-- RECORDS SHOWN follows --

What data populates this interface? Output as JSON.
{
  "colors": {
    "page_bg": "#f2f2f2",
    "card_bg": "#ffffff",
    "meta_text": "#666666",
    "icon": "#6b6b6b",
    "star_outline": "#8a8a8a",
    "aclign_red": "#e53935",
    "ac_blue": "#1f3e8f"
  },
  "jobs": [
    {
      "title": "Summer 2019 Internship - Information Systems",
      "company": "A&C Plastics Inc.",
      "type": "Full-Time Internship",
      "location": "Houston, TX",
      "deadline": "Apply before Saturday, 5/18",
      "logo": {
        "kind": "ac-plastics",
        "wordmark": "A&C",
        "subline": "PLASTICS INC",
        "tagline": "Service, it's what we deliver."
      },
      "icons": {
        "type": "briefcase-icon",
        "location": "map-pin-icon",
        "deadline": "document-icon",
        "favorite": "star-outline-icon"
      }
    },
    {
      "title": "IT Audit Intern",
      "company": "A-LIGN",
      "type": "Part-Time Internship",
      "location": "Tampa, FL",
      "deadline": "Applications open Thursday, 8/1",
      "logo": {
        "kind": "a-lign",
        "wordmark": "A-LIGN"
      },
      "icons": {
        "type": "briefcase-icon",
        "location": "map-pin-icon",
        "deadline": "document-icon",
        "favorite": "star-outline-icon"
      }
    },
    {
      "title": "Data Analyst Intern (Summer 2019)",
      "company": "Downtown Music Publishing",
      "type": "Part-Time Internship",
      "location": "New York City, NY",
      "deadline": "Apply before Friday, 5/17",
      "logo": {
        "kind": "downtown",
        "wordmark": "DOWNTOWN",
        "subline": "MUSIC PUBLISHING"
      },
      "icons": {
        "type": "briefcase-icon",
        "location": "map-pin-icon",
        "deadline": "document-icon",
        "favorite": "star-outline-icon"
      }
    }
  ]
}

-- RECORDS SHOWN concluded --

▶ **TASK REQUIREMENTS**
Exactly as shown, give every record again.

▶ **EXERCISE OUTPUT**
What data populates this interface? Output as JSON.
{
  "colors": {
    "page_bg": "#f2f2f2",
    "card_bg": "#ffffff",
    "meta_text": "#666666",
    "icon": "#6b6b6b",
    "star_outline": "#8a8a8a",
    "aclign_red": "#e53935",
    "ac_blue": "#1f3e8f"
  },
  "jobs": [
    {
      "title": "Summer 2019 Internship - Information Systems",
      "company": "A&C Plastics Inc.",
      "type": "Full-Time Internship",
      "location": "Houston, TX",
      "deadline": "Apply before Saturday, 5/18",
      "logo": {
        "kind": "ac-plastics",
        "wordmark": "A&C",
        "subline": "PLASTICS INC",
        "tagline": "Service, it's what we deliver."
      },
      "icons": {
        "type": "briefcase-icon",
        "location": "map-pin-icon",
        "deadline": "document-icon",
        "favorite": "star-outline-icon"
      }
    },
    {
      "title": "IT Audit Intern",
      "company": "A-LIGN",
      "type": "Part-Time Internship",
      "location": "Tampa, FL",
      "deadline": "Applications open Thursday, 8/1",
      "logo": {
        "kind": "a-lign",
        "wordmark": "A-LIGN"
      },
      "icons": {
        "type": "briefcase-icon",
        "location": "map-pin-icon",
        "deadline": "document-icon",
        "favorite": "star-outline-icon"
      }
    },
    {
      "title": "Data Analyst Intern (Summer 2019)",
      "company": "Downtown Music Publishing",
      "type": "Part-Time Internship",
      "location": "New York City, NY",
      "deadline": "Apply before Friday, 5/17",
      "logo": {
        "kind": "downtown",
        "wordmark": "DOWNTOWN",
        "subline": "MUSIC PUBLISHING"
      },
      "icons": {
        "type": "briefcase-icon",
        "location": "map-pin-icon",
        "deadline": "document-icon",
        "favorite": "star-outline-icon"
      }
    }
  ]
}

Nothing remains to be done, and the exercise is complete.